There is an ear on a stained glass window here at St. Paul. Just an ear, with curves and crevices, floating in sea of brilliant blue glass. It sits underneath the image of Jesus praying in the Garden of Gethsemane, to the left of the sword. Of all the images from that night of Jesus’ betrayal – a bowl of water, a loaf of bread, a rooster – I’ve always been curious why our forebears chose that ear.
It’s an ear written about in gospels, an ear connected to the body of a high priest’s servant, named Malchus. He was among the crowd who came to arrest Jesus. When they arrived, Jesus’ friend Simon Peter, full of fear and anger, pulled out his sword. As he slashed about wildly to defend Jesus, he cut off Malchus’ ear. Jesus immediately rebuked Simon Peter and told him to put his sword away. Then Jesus gently took that ear and put it back where it belonged. Jesus healed the man who would help lead him to his death.
I noticed that ear, again, as I walked along those windows just before Ash Wednesday worship last week. I’d just heard the news of yet another deadly school shooting and like many of us, was overcome with sorrow and fear, anger and shame. Seeing that ear drew me right back to that story of Jesus in the garden. While our weapons today are unimaginably more powerful than Simon Peter’s sword, our ears are still vulnerable, and our Savior’s power to heal remains strong, even in the midst of death.
Perhaps the pastors and artists in the generations before chose that ear to remind us how to live faithfully in the midst of a violent world. Those windows point us back to Jesus, whose living and dying show us a way of standing in powerful opposition to violence without participating in its hurt and hate. That ear invites us into a whole different way to live, not slashing about wildly in anger and fear, but living in care of the other, reaching out in healing, and courageous self-giving.
Here’s some lessons we can receive from that scene in the garden. First, we can take serious Jesus’ words and put away our swords. It doesn’t make sense to get rid of all the guns, but we can begin by advocating for background checks and a ban on assault weapons. A followers of Jesus, we do this not just because these things have been proven to make us and our children safer. We do it because our Savior repeatedly shows us that human lives are infinitely more valuable than anything we possess.
I imagine Jesus in that garden tenderly holding Malchus’ ear, with its curves and vulnerable skin. While threats and fear swirled around him, he steadily did what he always did: healed and loved people. Jesus spent his life tending to the bodies and hearts of vulnerable people; healing them, blessing them, honoring them, and nourishing them.
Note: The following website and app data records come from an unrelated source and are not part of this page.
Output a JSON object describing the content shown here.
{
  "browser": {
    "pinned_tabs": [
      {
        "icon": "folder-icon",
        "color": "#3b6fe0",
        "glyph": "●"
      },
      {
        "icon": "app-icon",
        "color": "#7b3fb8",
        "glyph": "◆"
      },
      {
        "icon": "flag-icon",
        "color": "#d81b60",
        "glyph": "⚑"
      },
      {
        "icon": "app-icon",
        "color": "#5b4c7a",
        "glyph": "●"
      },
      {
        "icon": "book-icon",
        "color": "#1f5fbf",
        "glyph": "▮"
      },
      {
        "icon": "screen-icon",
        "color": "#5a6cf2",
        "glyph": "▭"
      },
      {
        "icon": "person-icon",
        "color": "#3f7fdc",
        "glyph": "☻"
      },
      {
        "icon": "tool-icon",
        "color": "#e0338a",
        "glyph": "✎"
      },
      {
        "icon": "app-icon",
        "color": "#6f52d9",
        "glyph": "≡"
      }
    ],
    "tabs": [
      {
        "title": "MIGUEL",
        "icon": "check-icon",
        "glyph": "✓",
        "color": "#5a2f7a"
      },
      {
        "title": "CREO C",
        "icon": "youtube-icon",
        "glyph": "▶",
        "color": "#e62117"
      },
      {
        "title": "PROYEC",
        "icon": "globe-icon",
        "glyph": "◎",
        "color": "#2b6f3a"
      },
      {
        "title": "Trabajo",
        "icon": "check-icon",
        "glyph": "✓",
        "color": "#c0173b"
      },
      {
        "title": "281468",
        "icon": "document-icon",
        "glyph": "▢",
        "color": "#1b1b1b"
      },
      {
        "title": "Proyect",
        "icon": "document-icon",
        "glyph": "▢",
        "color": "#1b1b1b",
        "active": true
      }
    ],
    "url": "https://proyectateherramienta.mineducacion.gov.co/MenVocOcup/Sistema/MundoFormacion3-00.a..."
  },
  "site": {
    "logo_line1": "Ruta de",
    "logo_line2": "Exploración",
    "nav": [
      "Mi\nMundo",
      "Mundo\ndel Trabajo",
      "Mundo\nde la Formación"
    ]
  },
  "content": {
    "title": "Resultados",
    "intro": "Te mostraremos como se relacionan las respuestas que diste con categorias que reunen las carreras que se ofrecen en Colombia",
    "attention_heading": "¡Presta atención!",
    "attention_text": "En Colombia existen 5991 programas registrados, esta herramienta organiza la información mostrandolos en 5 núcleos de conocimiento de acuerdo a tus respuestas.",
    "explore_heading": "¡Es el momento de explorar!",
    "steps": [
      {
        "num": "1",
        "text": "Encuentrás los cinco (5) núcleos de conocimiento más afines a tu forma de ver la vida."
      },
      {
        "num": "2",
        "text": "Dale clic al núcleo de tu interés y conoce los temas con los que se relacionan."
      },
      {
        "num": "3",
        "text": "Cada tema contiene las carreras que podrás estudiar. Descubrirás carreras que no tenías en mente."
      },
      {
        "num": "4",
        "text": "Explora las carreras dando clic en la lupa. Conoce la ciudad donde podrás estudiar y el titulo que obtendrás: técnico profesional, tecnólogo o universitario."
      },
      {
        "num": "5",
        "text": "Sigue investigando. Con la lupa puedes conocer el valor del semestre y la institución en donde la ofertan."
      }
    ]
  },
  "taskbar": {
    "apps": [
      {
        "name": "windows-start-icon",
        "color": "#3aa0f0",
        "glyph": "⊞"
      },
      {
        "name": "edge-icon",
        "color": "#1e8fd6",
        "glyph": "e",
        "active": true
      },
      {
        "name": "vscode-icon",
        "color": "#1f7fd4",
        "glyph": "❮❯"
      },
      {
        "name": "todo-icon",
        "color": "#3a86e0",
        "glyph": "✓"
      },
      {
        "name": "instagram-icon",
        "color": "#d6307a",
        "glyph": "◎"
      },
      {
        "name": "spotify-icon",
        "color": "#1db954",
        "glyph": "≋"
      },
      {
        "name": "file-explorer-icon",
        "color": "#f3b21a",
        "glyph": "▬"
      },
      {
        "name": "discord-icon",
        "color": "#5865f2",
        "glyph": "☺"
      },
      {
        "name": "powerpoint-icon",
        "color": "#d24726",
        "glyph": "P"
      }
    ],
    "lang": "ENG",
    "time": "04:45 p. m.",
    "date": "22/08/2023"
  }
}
Our hope and our purpose in days like this is not to slash about wildly in fear and rage, but to work daily and deliberately to build a world where every life is valued and people have what is needed to thrive. Let’s follow Jesus in ways of self-giving and active love, defending the lives of one another as tenderly and courageously as he did that curvy, vulnerable ear.
–Sara Olson-Smith, associate pastor